:: AVAILABLE DATA ::
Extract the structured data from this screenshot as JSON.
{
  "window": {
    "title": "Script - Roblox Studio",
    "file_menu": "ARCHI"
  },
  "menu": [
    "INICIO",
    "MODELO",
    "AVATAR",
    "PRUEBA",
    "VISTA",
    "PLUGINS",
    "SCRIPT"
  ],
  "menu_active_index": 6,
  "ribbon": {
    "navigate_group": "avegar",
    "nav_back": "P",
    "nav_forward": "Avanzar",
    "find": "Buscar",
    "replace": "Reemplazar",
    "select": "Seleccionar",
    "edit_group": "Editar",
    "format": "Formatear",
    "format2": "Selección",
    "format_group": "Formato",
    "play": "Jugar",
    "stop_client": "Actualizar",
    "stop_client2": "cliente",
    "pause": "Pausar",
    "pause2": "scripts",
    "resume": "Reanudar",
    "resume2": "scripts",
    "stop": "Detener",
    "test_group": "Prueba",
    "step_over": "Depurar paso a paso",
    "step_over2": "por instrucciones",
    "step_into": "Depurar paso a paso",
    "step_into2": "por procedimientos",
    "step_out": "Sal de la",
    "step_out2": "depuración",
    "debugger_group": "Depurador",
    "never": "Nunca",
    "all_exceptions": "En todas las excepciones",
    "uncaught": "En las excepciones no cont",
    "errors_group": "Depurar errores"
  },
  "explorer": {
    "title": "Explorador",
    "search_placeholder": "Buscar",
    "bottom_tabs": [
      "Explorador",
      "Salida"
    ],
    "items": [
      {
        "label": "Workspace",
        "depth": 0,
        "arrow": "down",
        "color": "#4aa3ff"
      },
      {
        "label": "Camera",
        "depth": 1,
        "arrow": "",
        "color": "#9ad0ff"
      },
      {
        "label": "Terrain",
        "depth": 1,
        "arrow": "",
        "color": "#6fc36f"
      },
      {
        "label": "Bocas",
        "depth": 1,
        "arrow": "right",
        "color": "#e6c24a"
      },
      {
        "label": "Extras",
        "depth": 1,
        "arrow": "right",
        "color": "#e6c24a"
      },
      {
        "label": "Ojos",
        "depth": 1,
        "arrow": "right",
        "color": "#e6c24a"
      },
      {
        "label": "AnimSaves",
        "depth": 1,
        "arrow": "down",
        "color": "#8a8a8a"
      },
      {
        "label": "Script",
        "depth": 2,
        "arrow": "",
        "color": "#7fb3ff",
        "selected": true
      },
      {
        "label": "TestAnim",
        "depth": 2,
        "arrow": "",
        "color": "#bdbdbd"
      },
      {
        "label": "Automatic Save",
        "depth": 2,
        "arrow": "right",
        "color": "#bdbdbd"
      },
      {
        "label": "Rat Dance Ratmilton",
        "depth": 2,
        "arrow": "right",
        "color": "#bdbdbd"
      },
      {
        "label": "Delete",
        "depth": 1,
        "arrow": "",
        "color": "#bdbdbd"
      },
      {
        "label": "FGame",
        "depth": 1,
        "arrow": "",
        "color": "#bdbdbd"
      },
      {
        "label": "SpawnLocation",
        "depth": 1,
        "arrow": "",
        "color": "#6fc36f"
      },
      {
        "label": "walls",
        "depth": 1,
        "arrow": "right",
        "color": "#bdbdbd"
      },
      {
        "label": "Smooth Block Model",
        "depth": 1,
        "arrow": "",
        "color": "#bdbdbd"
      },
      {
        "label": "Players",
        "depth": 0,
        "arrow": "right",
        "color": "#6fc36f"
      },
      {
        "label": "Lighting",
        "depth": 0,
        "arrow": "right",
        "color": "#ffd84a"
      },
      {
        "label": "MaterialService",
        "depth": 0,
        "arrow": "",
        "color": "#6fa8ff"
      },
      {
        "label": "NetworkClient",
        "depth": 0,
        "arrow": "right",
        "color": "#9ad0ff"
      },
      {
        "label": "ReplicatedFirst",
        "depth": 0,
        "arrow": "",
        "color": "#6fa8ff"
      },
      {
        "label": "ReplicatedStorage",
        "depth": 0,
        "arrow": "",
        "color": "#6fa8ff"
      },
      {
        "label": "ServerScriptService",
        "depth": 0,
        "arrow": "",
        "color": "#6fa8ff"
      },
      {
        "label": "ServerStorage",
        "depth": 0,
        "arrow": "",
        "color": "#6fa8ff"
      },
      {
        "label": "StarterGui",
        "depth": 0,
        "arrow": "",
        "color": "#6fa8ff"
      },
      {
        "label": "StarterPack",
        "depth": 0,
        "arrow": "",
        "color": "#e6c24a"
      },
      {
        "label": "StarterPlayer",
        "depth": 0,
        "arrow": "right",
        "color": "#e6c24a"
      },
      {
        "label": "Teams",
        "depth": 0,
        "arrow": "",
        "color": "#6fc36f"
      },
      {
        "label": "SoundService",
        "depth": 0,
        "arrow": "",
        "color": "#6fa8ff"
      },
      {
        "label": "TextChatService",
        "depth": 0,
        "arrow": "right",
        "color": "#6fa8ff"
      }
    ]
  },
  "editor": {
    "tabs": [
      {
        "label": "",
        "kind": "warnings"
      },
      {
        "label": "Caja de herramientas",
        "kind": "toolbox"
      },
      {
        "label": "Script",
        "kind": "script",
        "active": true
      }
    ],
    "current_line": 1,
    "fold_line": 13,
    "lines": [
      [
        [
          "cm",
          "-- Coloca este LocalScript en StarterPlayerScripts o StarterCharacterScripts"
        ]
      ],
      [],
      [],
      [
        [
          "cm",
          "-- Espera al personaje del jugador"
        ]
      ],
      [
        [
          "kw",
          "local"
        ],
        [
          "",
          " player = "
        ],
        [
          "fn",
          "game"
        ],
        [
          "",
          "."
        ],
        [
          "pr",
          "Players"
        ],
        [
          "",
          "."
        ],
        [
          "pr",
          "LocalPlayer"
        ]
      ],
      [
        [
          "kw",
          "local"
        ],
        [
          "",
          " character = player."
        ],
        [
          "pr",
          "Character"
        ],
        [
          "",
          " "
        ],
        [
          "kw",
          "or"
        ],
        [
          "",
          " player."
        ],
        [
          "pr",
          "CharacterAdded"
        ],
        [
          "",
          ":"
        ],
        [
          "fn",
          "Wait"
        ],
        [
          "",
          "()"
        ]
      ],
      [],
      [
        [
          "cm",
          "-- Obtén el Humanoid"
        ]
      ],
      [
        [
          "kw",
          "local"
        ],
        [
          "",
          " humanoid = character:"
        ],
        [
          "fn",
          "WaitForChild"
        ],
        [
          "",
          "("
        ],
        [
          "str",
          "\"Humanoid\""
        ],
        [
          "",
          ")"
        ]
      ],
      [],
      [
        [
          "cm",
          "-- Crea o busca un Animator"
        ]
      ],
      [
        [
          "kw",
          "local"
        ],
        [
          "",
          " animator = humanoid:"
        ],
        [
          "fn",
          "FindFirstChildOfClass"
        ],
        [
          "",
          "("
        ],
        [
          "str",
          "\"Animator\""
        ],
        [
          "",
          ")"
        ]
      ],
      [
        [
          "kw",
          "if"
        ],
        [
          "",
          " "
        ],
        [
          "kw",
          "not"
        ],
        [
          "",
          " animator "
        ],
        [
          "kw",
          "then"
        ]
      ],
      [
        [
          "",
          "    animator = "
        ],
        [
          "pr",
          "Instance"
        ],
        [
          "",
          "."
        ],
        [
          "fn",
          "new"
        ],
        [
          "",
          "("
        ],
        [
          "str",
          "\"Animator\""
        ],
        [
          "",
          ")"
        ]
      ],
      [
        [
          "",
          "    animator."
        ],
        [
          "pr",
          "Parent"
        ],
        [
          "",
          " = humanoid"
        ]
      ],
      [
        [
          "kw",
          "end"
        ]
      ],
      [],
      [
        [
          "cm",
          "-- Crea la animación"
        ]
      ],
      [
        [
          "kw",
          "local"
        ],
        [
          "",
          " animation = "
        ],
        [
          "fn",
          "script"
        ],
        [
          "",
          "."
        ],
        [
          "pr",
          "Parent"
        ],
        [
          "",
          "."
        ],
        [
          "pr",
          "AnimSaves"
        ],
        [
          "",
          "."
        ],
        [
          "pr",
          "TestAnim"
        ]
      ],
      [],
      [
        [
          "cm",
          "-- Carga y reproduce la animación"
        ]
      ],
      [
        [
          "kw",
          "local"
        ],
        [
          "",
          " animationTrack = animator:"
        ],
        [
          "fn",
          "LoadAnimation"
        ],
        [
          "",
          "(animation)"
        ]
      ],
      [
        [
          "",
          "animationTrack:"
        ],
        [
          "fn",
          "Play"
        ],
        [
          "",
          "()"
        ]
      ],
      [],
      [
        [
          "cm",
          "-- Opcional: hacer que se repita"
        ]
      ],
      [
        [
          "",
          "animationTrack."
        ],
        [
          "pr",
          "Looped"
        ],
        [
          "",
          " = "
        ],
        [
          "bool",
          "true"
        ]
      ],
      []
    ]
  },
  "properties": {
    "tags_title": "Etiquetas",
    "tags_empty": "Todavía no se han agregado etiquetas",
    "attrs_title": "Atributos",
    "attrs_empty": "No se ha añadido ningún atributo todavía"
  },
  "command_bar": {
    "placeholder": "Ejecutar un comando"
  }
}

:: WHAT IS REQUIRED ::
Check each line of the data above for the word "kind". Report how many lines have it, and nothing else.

:: THE COMPLETED TASK ::
3